[Instructions to follow] No picture belongs in the copy. Repeat each line below exactly.

Items from a dataset:

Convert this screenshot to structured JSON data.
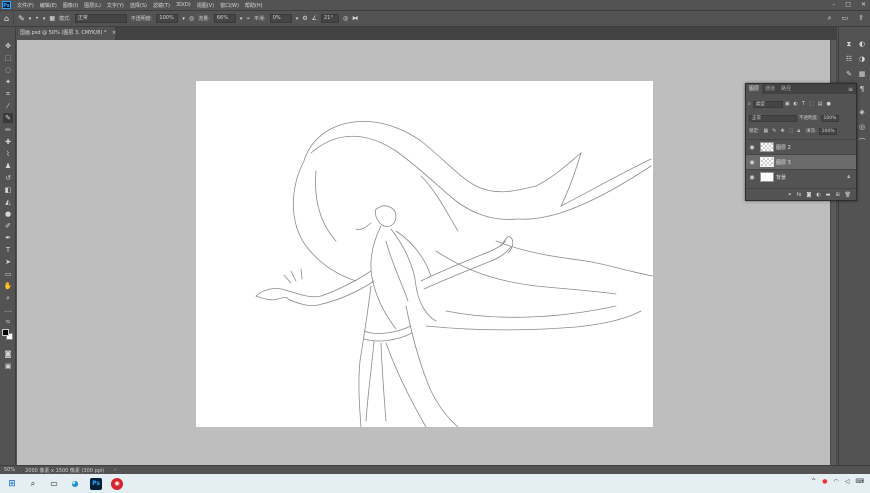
{
  "menubar": {
    "app_logo": "Ps",
    "items": [
      "文件(F)",
      "编辑(E)",
      "图像(I)",
      "图层(L)",
      "文字(Y)",
      "选择(S)",
      "滤镜(T)",
      "3D(D)",
      "视图(V)",
      "窗口(W)",
      "帮助(H)"
    ],
    "window_controls": [
      "–",
      "□",
      "✕"
    ]
  },
  "options": {
    "mode_label": "模式:",
    "mode_value": "正常",
    "opacity_label": "不透明度:",
    "opacity_value": "100%",
    "flow_label": "流量:",
    "flow_value": "66%",
    "smooth_label": "平滑:",
    "smooth_value": "0%",
    "angle_value": "21°"
  },
  "document_tab": {
    "title": "国画.psd @ 50% (图层 3, CMYK/8) *",
    "close": "×"
  },
  "layers_panel": {
    "tabs": [
      "图层",
      "通道",
      "路径"
    ],
    "filter_kind": "类型",
    "blend_mode": "正常",
    "opacity_label": "不透明度:",
    "opacity_value": "100%",
    "lock_label": "锁定:",
    "fill_label": "填充:",
    "fill_value": "100%",
    "layers": [
      {
        "name": "图层 2",
        "selected": false,
        "locked": false
      },
      {
        "name": "图层 3",
        "selected": true,
        "locked": false
      },
      {
        "name": "背景",
        "selected": false,
        "locked": true
      }
    ],
    "footer_icons": [
      "link-icon",
      "fx-icon",
      "mask-icon",
      "adjustment-icon",
      "folder-icon",
      "new-layer-icon",
      "trash-icon"
    ]
  },
  "statusbar": {
    "zoom": "50%",
    "doc_info": "2000 像素 x 1500 像素 (300 ppi)"
  },
  "taskbar": {
    "tray_text": "^"
  }
}
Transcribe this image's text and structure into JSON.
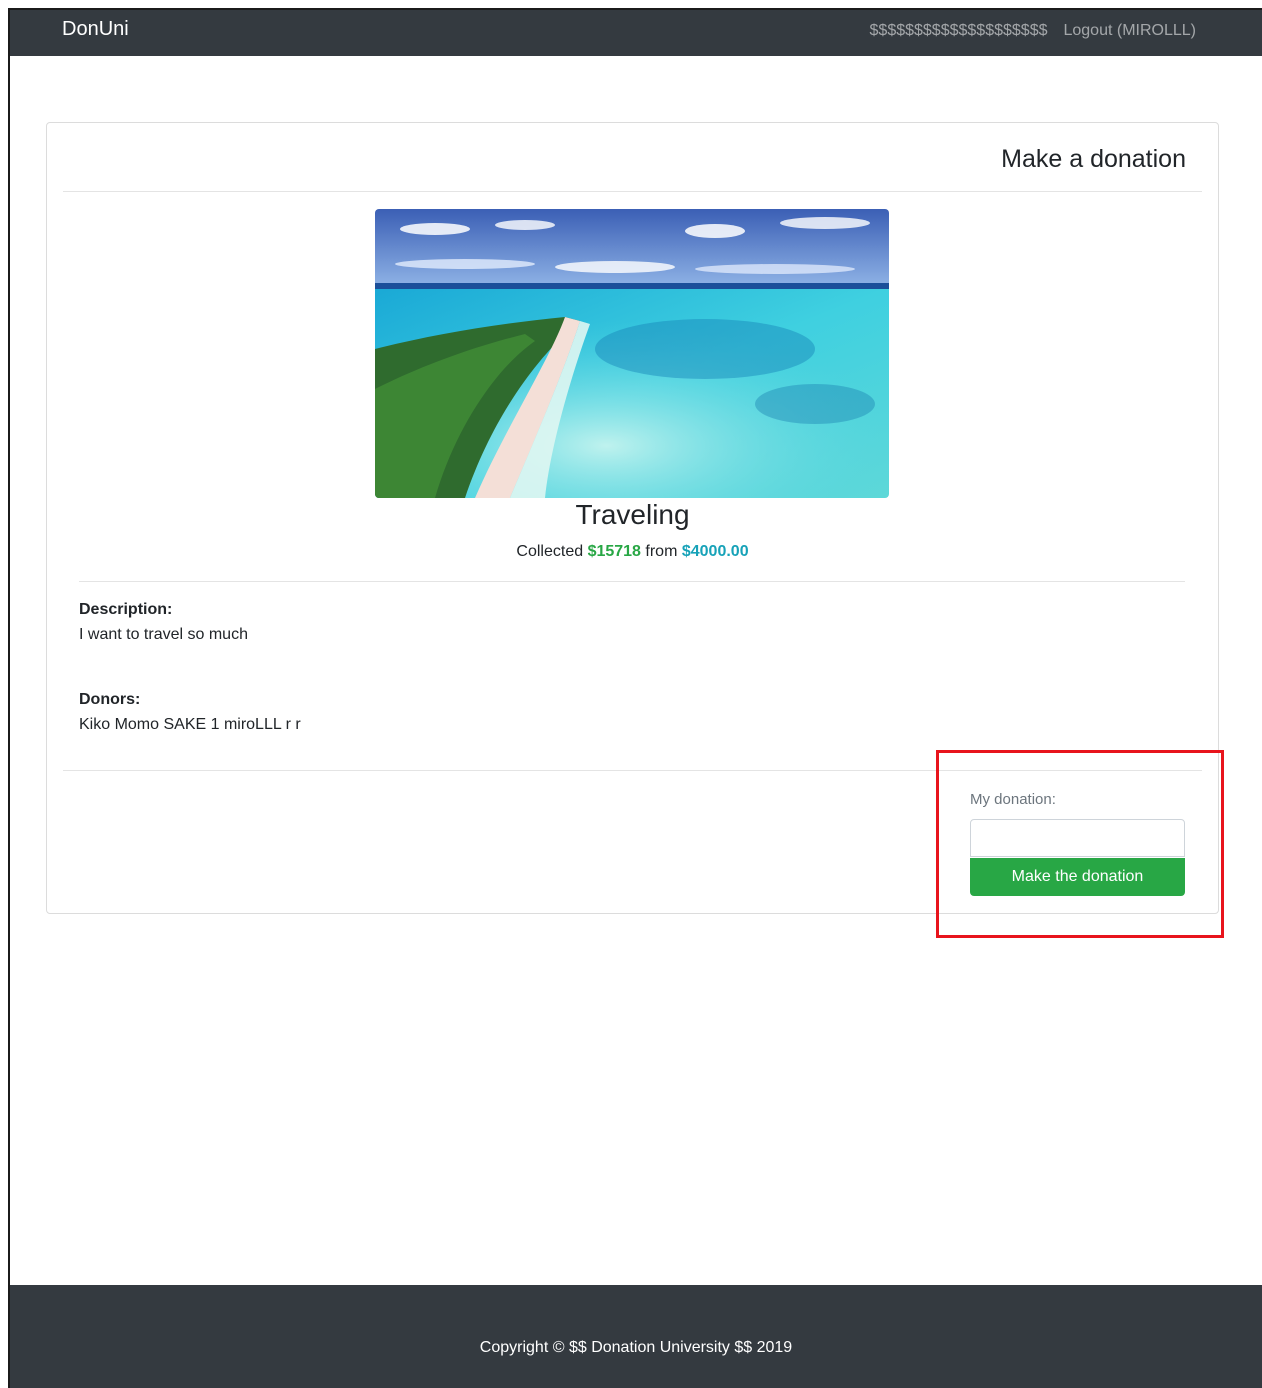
{
  "navbar": {
    "brand": "DonUni",
    "balance": "$$$$$$$$$$$$$$$$$$$$",
    "logout": "Logout (MIROLLL)"
  },
  "card": {
    "title": "Make a donation",
    "cause": {
      "title": "Traveling",
      "collected_prefix": "Collected",
      "collected_amount": "$15718",
      "collected_middle": "from",
      "goal_amount": "$4000.00"
    },
    "description_label": "Description:",
    "description_text": "I want to travel so much",
    "donors_label": "Donors:",
    "donors_text": "Kiko Momo SAKE 1 miroLLL r r"
  },
  "donation_form": {
    "label": "My donation:",
    "input_value": "",
    "button_label": "Make the donation"
  },
  "footer": {
    "copyright": "Copyright © $$ Donation University $$ 2019"
  },
  "colors": {
    "navbar_bg": "#343a40",
    "success": "#28a745",
    "info": "#17a2b8",
    "highlight": "#e8141c"
  }
}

[The answer]
Convert this screenshot to structured JSON data.
{
  "menubar": {
    "app_logo": "Ps",
    "items": [
      "文件(F)",
      "编辑(E)",
      "图像(I)",
      "图层(L)",
      "文字(Y)",
      "选择(S)",
      "滤镜(T)",
      "3D(D)",
      "视图(V)",
      "窗口(W)",
      "帮助(H)"
    ],
    "window_controls": [
      "–",
      "□",
      "✕"
    ]
  },
  "options": {
    "mode_label": "模式:",
    "mode_value": "正常",
    "opacity_label": "不透明度:",
    "opacity_value": "100%",
    "flow_label": "流量:",
    "flow_value": "66%",
    "smooth_label": "平滑:",
    "smooth_value": "0%",
    "angle_value": "21°"
  },
  "document_tab": {
    "title": "国画.psd @ 50% (图层 3, CMYK/8) *",
    "close": "×"
  },
  "layers_panel": {
    "tabs": [
      "图层",
      "通道",
      "路径"
    ],
    "filter_kind": "类型",
    "blend_mode": "正常",
    "opacity_label": "不透明度:",
    "opacity_value": "100%",
    "lock_label": "锁定:",
    "fill_label": "填充:",
    "fill_value": "100%",
    "layers": [
      {
        "name": "图层 2",
        "selected": false,
        "locked": false
      },
      {
        "name": "图层 3",
        "selected": true,
        "locked": false
      },
      {
        "name": "背景",
        "selected": false,
        "locked": true
      }
    ],
    "footer_icons": [
      "link-icon",
      "fx-icon",
      "mask-icon",
      "adjustment-icon",
      "folder-icon",
      "new-layer-icon",
      "trash-icon"
    ]
  },
  "statusbar": {
    "zoom": "50%",
    "doc_info": "2000 像素 x 1500 像素 (300 ppi)"
  },
  "taskbar": {
    "tray_text": "^"
  }
}
Transcribe this image's text and structure into JSON.
{
  "navbar": {
    "brand": "DonUni",
    "balance": "$$$$$$$$$$$$$$$$$$$$",
    "logout": "Logout (MIROLLL)"
  },
  "card": {
    "title": "Make a donation",
    "cause": {
      "title": "Traveling",
      "collected_prefix": "Collected",
      "collected_amount": "$15718",
      "collected_middle": "from",
      "goal_amount": "$4000.00"
    },
    "description_label": "Description:",
    "description_text": "I want to travel so much",
    "donors_label": "Donors:",
    "donors_text": "Kiko Momo SAKE 1 miroLLL r r"
  },
  "donation_form": {
    "label": "My donation:",
    "input_value": "",
    "button_label": "Make the donation"
  },
  "footer": {
    "copyright": "Copyright © $$ Donation University $$ 2019"
  },
  "colors": {
    "navbar_bg": "#343a40",
    "success": "#28a745",
    "info": "#17a2b8",
    "highlight": "#e8141c"
  }
}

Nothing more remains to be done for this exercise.